Joyride follows Uma and Dewydd, two teenagers living in a repressive future Earth that has been encased within an enormous shell to block it off from the rest of the universe. Uma has a plan to escape, and hitch-hike a ride with a friendly alien, and Dewydd is basically devoted enough to follow her with her plan. Their escape attempt is interrupted by Catrin, a much more dutiful and obedient teen. The adventure begins there.
The issue has a fast pace and great, immediately likeable characters. Jackson Lanzing and Collin Kelly have written a script with a sort future dialect and slang that's familiar enough to be immediately readable but abstract enough to strongly evoke a dystopian future. Marcus To's artwork is beautiful and nicely detailed; Irma Kniivila's colours really make it pop off the page. This is a fabulous first issue. (5/5)
Joyride #1. Boom Studios. Written by Jackson Lanzing and Collin Kelly. Art by Marcus To. Colours by Irma Kniivila.
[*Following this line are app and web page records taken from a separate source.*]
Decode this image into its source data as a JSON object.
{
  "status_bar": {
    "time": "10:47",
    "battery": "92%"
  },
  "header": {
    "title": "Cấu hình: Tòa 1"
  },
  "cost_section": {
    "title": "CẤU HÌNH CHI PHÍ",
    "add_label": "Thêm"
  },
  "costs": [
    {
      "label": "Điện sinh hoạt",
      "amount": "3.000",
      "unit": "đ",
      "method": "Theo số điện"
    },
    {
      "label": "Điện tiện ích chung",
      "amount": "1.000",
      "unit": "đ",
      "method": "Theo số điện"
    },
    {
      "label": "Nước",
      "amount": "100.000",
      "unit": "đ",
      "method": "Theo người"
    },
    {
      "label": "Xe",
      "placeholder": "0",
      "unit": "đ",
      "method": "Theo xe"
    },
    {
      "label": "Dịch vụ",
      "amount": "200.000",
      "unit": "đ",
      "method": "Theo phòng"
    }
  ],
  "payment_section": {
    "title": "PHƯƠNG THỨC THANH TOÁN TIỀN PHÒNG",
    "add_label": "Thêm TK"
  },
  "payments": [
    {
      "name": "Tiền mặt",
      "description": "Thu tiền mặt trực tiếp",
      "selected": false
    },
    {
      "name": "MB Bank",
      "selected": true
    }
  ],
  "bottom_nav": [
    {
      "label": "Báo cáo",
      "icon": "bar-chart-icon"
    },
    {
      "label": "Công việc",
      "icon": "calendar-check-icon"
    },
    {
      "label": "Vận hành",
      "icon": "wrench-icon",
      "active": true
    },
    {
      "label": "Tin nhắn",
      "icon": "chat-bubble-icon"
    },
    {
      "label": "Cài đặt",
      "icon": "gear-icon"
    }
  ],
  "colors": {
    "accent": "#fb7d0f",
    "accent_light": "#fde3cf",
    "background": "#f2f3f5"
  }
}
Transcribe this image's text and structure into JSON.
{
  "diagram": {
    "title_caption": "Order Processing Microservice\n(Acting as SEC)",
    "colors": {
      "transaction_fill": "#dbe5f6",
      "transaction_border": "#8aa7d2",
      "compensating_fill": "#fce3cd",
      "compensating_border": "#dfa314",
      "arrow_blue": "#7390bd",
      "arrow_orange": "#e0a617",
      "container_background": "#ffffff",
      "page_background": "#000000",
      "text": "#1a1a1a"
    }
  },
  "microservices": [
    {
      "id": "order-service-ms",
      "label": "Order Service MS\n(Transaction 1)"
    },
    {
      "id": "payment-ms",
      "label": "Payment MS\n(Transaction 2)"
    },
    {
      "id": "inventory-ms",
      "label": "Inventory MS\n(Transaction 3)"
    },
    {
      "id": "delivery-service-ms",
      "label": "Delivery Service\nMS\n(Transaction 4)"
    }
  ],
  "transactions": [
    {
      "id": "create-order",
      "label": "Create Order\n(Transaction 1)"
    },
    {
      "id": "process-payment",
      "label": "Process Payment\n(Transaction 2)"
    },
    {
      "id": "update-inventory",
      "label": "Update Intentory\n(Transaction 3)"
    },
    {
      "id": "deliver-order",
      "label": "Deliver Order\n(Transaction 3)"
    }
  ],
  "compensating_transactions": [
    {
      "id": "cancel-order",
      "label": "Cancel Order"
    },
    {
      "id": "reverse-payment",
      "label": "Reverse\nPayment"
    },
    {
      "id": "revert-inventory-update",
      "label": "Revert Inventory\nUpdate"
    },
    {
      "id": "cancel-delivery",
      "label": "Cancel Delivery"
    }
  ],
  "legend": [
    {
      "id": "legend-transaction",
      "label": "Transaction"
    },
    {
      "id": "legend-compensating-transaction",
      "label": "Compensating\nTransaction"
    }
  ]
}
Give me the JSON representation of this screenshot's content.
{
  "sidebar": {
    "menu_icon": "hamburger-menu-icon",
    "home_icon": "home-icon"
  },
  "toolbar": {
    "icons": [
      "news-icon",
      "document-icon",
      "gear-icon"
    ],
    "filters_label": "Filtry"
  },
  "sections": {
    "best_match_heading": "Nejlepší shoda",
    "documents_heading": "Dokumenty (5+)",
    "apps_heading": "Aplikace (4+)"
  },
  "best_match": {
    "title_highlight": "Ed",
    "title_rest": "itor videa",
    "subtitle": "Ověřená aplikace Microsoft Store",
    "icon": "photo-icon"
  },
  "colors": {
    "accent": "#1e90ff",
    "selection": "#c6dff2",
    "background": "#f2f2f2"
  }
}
Under the cut: reviews of Action Comics, Doctor Who and Obi-Wan and Anakin.
Action Comics #31
DC Comics. Written by Peter J. Tomasi. Art by Paul Pelletier and Sandra Hope Archer. Colours by Tomeu Morey.
Superman is terminally sick, and is undertaking a melancholic tour of his extended community of supporting characters to say goodbye. He has already farewelled Lana Lang, Lois Lane and Batman, and this issue it's all about tracking down and speaking with Supergirl. It's an okay issue but as the third in a row to follow the same narrative it suffers a bit from diminishing returns. Some strange side-plot about a Chinese scientist stealing Superman's DNA offers a bit of intrigue, but after three issues I want to see something with a bit more meat to it. (2/5)
Doctor Who: The 4th Doctor #2
Titan Comics. Written by Gordon Rennie and Emma Beeby. Art by Brian Williamson. Colours by Hi-Fi.
This second issue feels much stronger than the first, with a more engaging story, much better dialogue and an energy that the first part sorely needed. Praise is particularly due to writers Gordon Rennie and Emma Beeby, who do an excellent job of capturing Tom Baker's jovial, glib persona as the Doctor. This isn't a necessary series by any stretch, but for old-school Doctor Who fans craving another adventure for the Doctor and Sarah-Jane it hits the spot pretty effectively. (3/5)
Obi-Wan and Anakin #4
Marvel. Written by Charles Soule. Art by Marco Checchetto. Colours by Andres Mossa.
On Carnelion IV Anakin and Obi-Wan have been separated by two rival tribes. In flashbacks Anakin falls further under the wing of Chancellor Palpatine. This miniseries has been getting stronger as its gone, combining a fairly generic but broadly entertaining A-plot with some nice backstory showing more of the gradual influence Palpatine exerted over Anakin between the first two episodes of the movie prequels. Marco Checchetto's artwork is stunning, and definitely the highlight of the book. (3/5)